* Extracted data
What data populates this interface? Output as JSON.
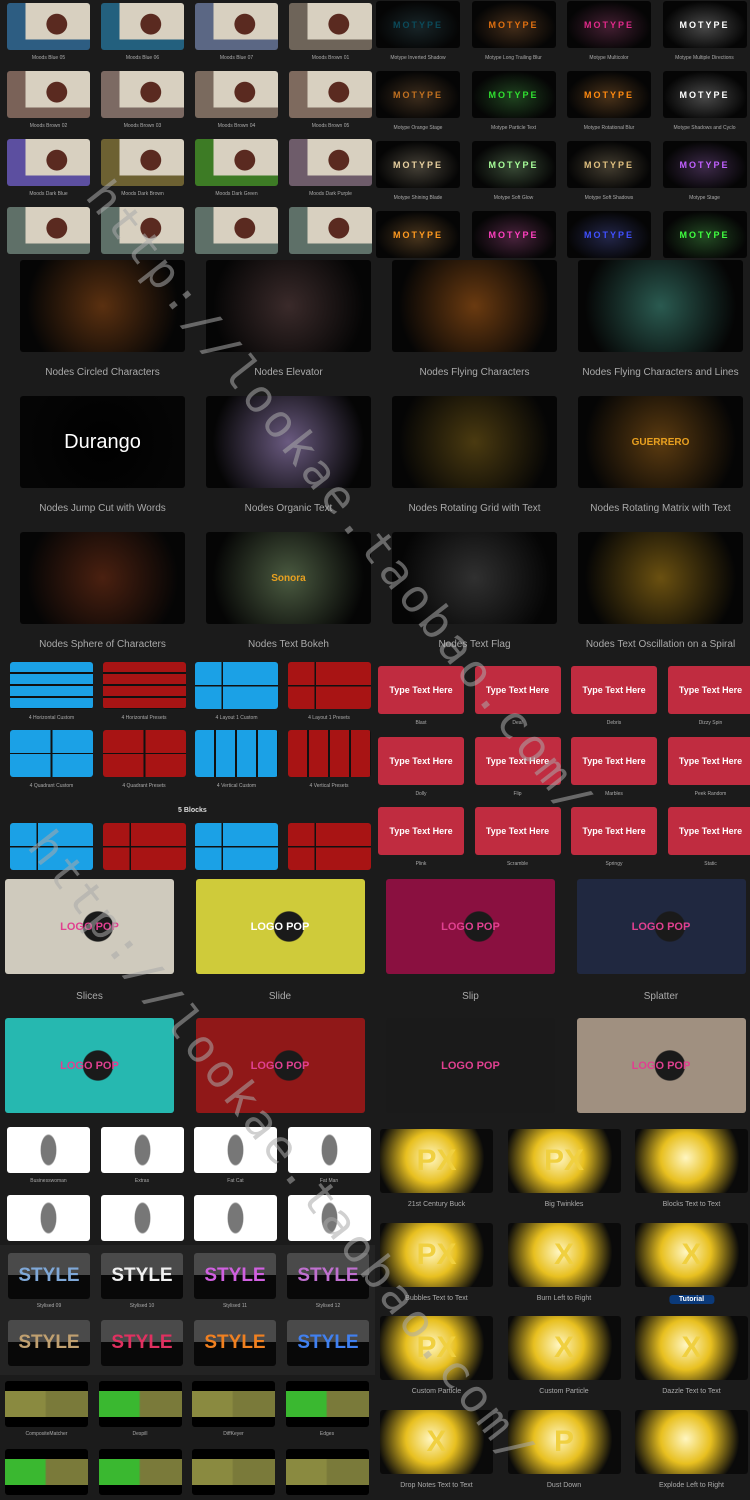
{
  "moods": {
    "items": [
      "Moods Blue 05",
      "Moods Blue 06",
      "Moods Blue 07",
      "Moods Brown 01",
      "Moods Brown 02",
      "Moods Brown 03",
      "Moods Brown 04",
      "Moods Brown 05",
      "Moods Dark Blue",
      "Moods Dark Brown",
      "Moods Dark Green",
      "Moods Dark Purple",
      "",
      "",
      "",
      ""
    ],
    "colors": [
      "#2d5d82",
      "#23607e",
      "#5b6784",
      "#6e6459",
      "#7a6258",
      "#7c6a63",
      "#7a6a5e",
      "#7e6a5e",
      "#5c4fa0",
      "#6d6132",
      "#3d7b25",
      "#6e5c6a",
      "#5f7068",
      "#5e7068",
      "#5e7068",
      "#5e7068"
    ]
  },
  "motype": {
    "items": [
      "Motype Inverted Shadow",
      "Motype Long Trailing Blur",
      "Motype Multicolor",
      "Motype Multiple Directions",
      "Motype Orange Stage",
      "Motype Particle Text",
      "Motype Rotational Blur",
      "Motype Shadows and Cyclo",
      "Motype Shining Blade",
      "Motype Soft Glow",
      "Motype Soft Shadows",
      "Motype Stage",
      "",
      "",
      "",
      ""
    ],
    "thumb_text": "MOTYPE",
    "colors": [
      "#0b4a5a",
      "#e07010",
      "#e02a8a",
      "#ffffff",
      "#c07020",
      "#30e030",
      "#ff8a10",
      "#ffffff",
      "#e8d0a0",
      "#a8ff9a",
      "#e0c080",
      "#c060ff",
      "#ff9a20",
      "#ff40c0",
      "#4050ff",
      "#40ff40"
    ]
  },
  "nodes": {
    "items": [
      "Nodes Circled Characters",
      "Nodes Elevator",
      "Nodes Flying Characters",
      "Nodes Flying Characters and Lines",
      "Nodes Jump Cut with Words",
      "Nodes Organic Text",
      "Nodes Rotating Grid with Text",
      "Nodes Rotating Matrix with Text",
      "Nodes Sphere of Characters",
      "Nodes Text Bokeh",
      "Nodes Text Flag",
      "Nodes Text Oscillation on a Spiral"
    ],
    "thumb_texts": [
      "",
      "",
      "",
      "",
      "Durango",
      "",
      "",
      "GUERRERO",
      "",
      "Sonora",
      "",
      ""
    ],
    "colors": [
      "#5a3010",
      "#3a2a2a",
      "#6a3a10",
      "#2a5a50",
      "#000000",
      "#6a5a80",
      "#4a3a10",
      "#5a3a10",
      "#4a2010",
      "#4a5a40",
      "#303030",
      "#6a5010"
    ]
  },
  "blocks": {
    "items": [
      "4 Horizontal Custom",
      "4 Horizontal Presets",
      "4 Layout 1 Custom",
      "4 Layout 1 Presets",
      "4 Quadrant Custom",
      "4 Quadrant Presets",
      "4 Vertical Custom",
      "4 Vertical Presets",
      "",
      "",
      "",
      ""
    ],
    "heading": "5 Blocks",
    "blue": "#1ba1e6",
    "red": "#a81414"
  },
  "typetext": {
    "items": [
      "Blast",
      "Deal",
      "Debris",
      "Dizzy Spin",
      "Dolly",
      "Flip",
      "Marbles",
      "Peek Random",
      "Plink",
      "Scramble",
      "Springy",
      "Static"
    ],
    "thumb_text": "Type Text Here",
    "color": "#c02c40"
  },
  "logo": {
    "items": [
      "Slices",
      "Slide",
      "Slip",
      "Splatter",
      "",
      "",
      "",
      ""
    ],
    "thumb_text": "LOGO POP",
    "colors": [
      "#cfcabd",
      "#cfcb3a",
      "#8a1040",
      "#202840",
      "#26b8b0",
      "#901818",
      "#1a1a1a",
      "#a09080"
    ]
  },
  "characters": {
    "items": [
      "Businesswoman",
      "Extras",
      "Fat Cat",
      "Fat Man",
      "",
      "",
      "",
      ""
    ]
  },
  "style": {
    "items": [
      "Stylised 09",
      "Stylised 10",
      "Stylised 11",
      "Stylised 12",
      "",
      "",
      "",
      ""
    ],
    "thumb_text": "STYLE",
    "colors": [
      "#7fa8d8",
      "#f0f0f0",
      "#d060e0",
      "#c070d0",
      "#c0a070",
      "#e03060",
      "#f08020",
      "#4080f0"
    ]
  },
  "keyers": {
    "items": [
      "CompositeMatcher",
      "Despill",
      "DiffKeyer",
      "Edges",
      "",
      "",
      "",
      ""
    ]
  },
  "px": {
    "items": [
      "21st Century Buck",
      "Big Twinkles",
      "Blocks Text to Text",
      "Bubbles Text to Text",
      "Burn Left to Right",
      "Tutorial",
      "Custom Particle",
      "Custom Particle",
      "Dazzle Text to Text",
      "Drop Notes Text to Text",
      "Dust Down",
      "Explode Left to Right"
    ],
    "thumb_texts": [
      "PX",
      "PX",
      "",
      "PX",
      "X",
      "X",
      "PX",
      "X",
      "X",
      "X",
      "P",
      ""
    ],
    "accent": "#e8c020"
  },
  "watermark": "http://lookae.taobao.com/"
}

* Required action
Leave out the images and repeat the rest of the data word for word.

* Answer to the exercise
What data populates this interface? Output as JSON.
{
  "moods": {
    "items": [
      "Moods Blue 05",
      "Moods Blue 06",
      "Moods Blue 07",
      "Moods Brown 01",
      "Moods Brown 02",
      "Moods Brown 03",
      "Moods Brown 04",
      "Moods Brown 05",
      "Moods Dark Blue",
      "Moods Dark Brown",
      "Moods Dark Green",
      "Moods Dark Purple",
      "",
      "",
      "",
      ""
    ],
    "colors": [
      "#2d5d82",
      "#23607e",
      "#5b6784",
      "#6e6459",
      "#7a6258",
      "#7c6a63",
      "#7a6a5e",
      "#7e6a5e",
      "#5c4fa0",
      "#6d6132",
      "#3d7b25",
      "#6e5c6a",
      "#5f7068",
      "#5e7068",
      "#5e7068",
      "#5e7068"
    ]
  },
  "motype": {
    "items": [
      "Motype Inverted Shadow",
      "Motype Long Trailing Blur",
      "Motype Multicolor",
      "Motype Multiple Directions",
      "Motype Orange Stage",
      "Motype Particle Text",
      "Motype Rotational Blur",
      "Motype Shadows and Cyclo",
      "Motype Shining Blade",
      "Motype Soft Glow",
      "Motype Soft Shadows",
      "Motype Stage",
      "",
      "",
      "",
      ""
    ],
    "thumb_text": "MOTYPE",
    "colors": [
      "#0b4a5a",
      "#e07010",
      "#e02a8a",
      "#ffffff",
      "#c07020",
      "#30e030",
      "#ff8a10",
      "#ffffff",
      "#e8d0a0",
      "#a8ff9a",
      "#e0c080",
      "#c060ff",
      "#ff9a20",
      "#ff40c0",
      "#4050ff",
      "#40ff40"
    ]
  },
  "nodes": {
    "items": [
      "Nodes Circled Characters",
      "Nodes Elevator",
      "Nodes Flying Characters",
      "Nodes Flying Characters and Lines",
      "Nodes Jump Cut with Words",
      "Nodes Organic Text",
      "Nodes Rotating Grid with Text",
      "Nodes Rotating Matrix with Text",
      "Nodes Sphere of Characters",
      "Nodes Text Bokeh",
      "Nodes Text Flag",
      "Nodes Text Oscillation on a Spiral"
    ],
    "thumb_texts": [
      "",
      "",
      "",
      "",
      "Durango",
      "",
      "",
      "GUERRERO",
      "",
      "Sonora",
      "",
      ""
    ],
    "colors": [
      "#5a3010",
      "#3a2a2a",
      "#6a3a10",
      "#2a5a50",
      "#000000",
      "#6a5a80",
      "#4a3a10",
      "#5a3a10",
      "#4a2010",
      "#4a5a40",
      "#303030",
      "#6a5010"
    ]
  },
  "blocks": {
    "items": [
      "4 Horizontal Custom",
      "4 Horizontal Presets",
      "4 Layout 1 Custom",
      "4 Layout 1 Presets",
      "4 Quadrant Custom",
      "4 Quadrant Presets",
      "4 Vertical Custom",
      "4 Vertical Presets",
      "",
      "",
      "",
      ""
    ],
    "heading": "5 Blocks",
    "blue": "#1ba1e6",
    "red": "#a81414"
  },
  "typetext": {
    "items": [
      "Blast",
      "Deal",
      "Debris",
      "Dizzy Spin",
      "Dolly",
      "Flip",
      "Marbles",
      "Peek Random",
      "Plink",
      "Scramble",
      "Springy",
      "Static"
    ],
    "thumb_text": "Type Text Here",
    "color": "#c02c40"
  },
  "logo": {
    "items": [
      "Slices",
      "Slide",
      "Slip",
      "Splatter",
      "",
      "",
      "",
      ""
    ],
    "thumb_text": "LOGO POP",
    "colors": [
      "#cfcabd",
      "#cfcb3a",
      "#8a1040",
      "#202840",
      "#26b8b0",
      "#901818",
      "#1a1a1a",
      "#a09080"
    ]
  },
  "characters": {
    "items": [
      "Businesswoman",
      "Extras",
      "Fat Cat",
      "Fat Man",
      "",
      "",
      "",
      ""
    ]
  },
  "style": {
    "items": [
      "Stylised 09",
      "Stylised 10",
      "Stylised 11",
      "Stylised 12",
      "",
      "",
      "",
      ""
    ],
    "thumb_text": "STYLE",
    "colors": [
      "#7fa8d8",
      "#f0f0f0",
      "#d060e0",
      "#c070d0",
      "#c0a070",
      "#e03060",
      "#f08020",
      "#4080f0"
    ]
  },
  "keyers": {
    "items": [
      "CompositeMatcher",
      "Despill",
      "DiffKeyer",
      "Edges",
      "",
      "",
      "",
      ""
    ]
  },
  "px": {
    "items": [
      "21st Century Buck",
      "Big Twinkles",
      "Blocks Text to Text",
      "Bubbles Text to Text",
      "Burn Left to Right",
      "Tutorial",
      "Custom Particle",
      "Custom Particle",
      "Dazzle Text to Text",
      "Drop Notes Text to Text",
      "Dust Down",
      "Explode Left to Right"
    ],
    "thumb_texts": [
      "PX",
      "PX",
      "",
      "PX",
      "X",
      "X",
      "PX",
      "X",
      "X",
      "X",
      "P",
      ""
    ],
    "accent": "#e8c020"
  },
  "watermark": "http://lookae.taobao.com/"
}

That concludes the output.